Actually, it's the best quote of the last two weeks, from Daniel Henninger in yesterday's Opinion Journal, entitled "Senator Yosemite Sam:"
What we have here is the dawn of the new Yosemite Sam school of national politics. Put any news event in front of our politicians now--Hurricane Katrina, Terri Schiavo, Dick Cheney's quail or this week the ports--and like Bugs Bunny's hair-triggered nemesis they'll start spraying the landscape with wild remarks and opinions decoupled from what is knowable about these events. Wait to learn the facts--as almost alone, Sen. John McCain, suggested? Why bother?
. . .
It has been a truism for a century that press stereotypes set the tone of many public events. We used to call this the conventional wisdom; now it's a "narrative." By and large it's a neutral phenomenon. But in our jacked-up media age, first impressions--false or true--becomes powerful and hard to alter. Surely this is one reason Vice President Cheney's office resisted "releasing" the shooting incident into the media ozone.
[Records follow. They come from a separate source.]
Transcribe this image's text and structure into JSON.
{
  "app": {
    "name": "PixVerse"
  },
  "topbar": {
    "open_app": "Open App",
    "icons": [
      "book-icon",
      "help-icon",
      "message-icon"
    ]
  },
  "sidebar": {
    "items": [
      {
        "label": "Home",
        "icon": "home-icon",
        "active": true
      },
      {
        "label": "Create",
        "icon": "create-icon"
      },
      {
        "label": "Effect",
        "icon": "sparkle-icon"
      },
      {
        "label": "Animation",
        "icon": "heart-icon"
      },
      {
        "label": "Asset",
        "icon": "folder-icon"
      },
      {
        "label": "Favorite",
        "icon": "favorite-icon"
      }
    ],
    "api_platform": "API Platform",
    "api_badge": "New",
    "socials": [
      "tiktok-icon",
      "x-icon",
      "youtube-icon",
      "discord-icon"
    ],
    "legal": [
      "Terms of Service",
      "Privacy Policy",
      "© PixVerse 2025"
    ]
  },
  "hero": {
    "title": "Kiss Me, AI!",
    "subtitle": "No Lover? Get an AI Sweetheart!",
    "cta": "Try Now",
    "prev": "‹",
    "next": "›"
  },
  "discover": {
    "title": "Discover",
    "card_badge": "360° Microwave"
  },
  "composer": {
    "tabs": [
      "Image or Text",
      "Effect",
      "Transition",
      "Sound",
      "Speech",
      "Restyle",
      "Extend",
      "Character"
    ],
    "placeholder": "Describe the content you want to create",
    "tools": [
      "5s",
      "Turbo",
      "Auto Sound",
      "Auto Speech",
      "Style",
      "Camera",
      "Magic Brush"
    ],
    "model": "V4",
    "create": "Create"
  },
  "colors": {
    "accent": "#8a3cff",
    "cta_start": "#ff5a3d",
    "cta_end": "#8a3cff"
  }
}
Our political elites, rather than recognize they are playing with a new kind of fire, instead have become pyromaniacs, lighting the fires. New Orleans even now can't get out from under the initial crazy statements the pols were hurling over Katrina. Our politicians seem to have arrived at the conclusion that they somehow no longer bear responsibility for what they say, or that there is no consequence to what they say. But they do and there is. Yosemite Sam was a cartoon. The ability of government to function in a dangerous world is not.
Indeed. Read the whole thing!